Requirement: Output all of the entries beneath, exactly as written.

Items from an interface collection:
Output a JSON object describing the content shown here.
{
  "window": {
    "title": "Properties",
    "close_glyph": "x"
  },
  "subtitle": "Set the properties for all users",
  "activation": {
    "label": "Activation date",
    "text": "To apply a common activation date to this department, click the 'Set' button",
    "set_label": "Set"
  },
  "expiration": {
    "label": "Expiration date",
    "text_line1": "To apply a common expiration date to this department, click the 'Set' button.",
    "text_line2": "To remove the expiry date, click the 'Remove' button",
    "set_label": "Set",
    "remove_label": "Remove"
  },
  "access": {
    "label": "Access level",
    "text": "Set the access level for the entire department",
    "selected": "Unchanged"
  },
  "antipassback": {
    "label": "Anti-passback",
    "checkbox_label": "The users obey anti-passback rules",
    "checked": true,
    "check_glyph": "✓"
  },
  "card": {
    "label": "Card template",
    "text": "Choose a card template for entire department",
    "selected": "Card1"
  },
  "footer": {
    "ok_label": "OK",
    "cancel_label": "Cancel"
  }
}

Response to the task:
Output a JSON object describing the content shown here.
{
  "window": {
    "title": "Properties",
    "close_glyph": "x"
  },
  "subtitle": "Set the properties for all users",
  "activation": {
    "label": "Activation date",
    "text": "To apply a common activation date to this department, click the 'Set' button",
    "set_label": "Set"
  },
  "expiration": {
    "label": "Expiration date",
    "text_line1": "To apply a common expiration date to this department, click the 'Set' button.",
    "text_line2": "To remove the expiry date, click the 'Remove' button",
    "set_label": "Set",
    "remove_label": "Remove"
  },
  "access": {
    "label": "Access level",
    "text": "Set the access level for the entire department",
    "selected": "Unchanged"
  },
  "antipassback": {
    "label": "Anti-passback",
    "checkbox_label": "The users obey anti-passback rules",
    "checked": true,
    "check_glyph": "✓"
  },
  "card": {
    "label": "Card template",
    "text": "Choose a card template for entire department",
    "selected": "Card1"
  },
  "footer": {
    "ok_label": "OK",
    "cancel_label": "Cancel"
  }
}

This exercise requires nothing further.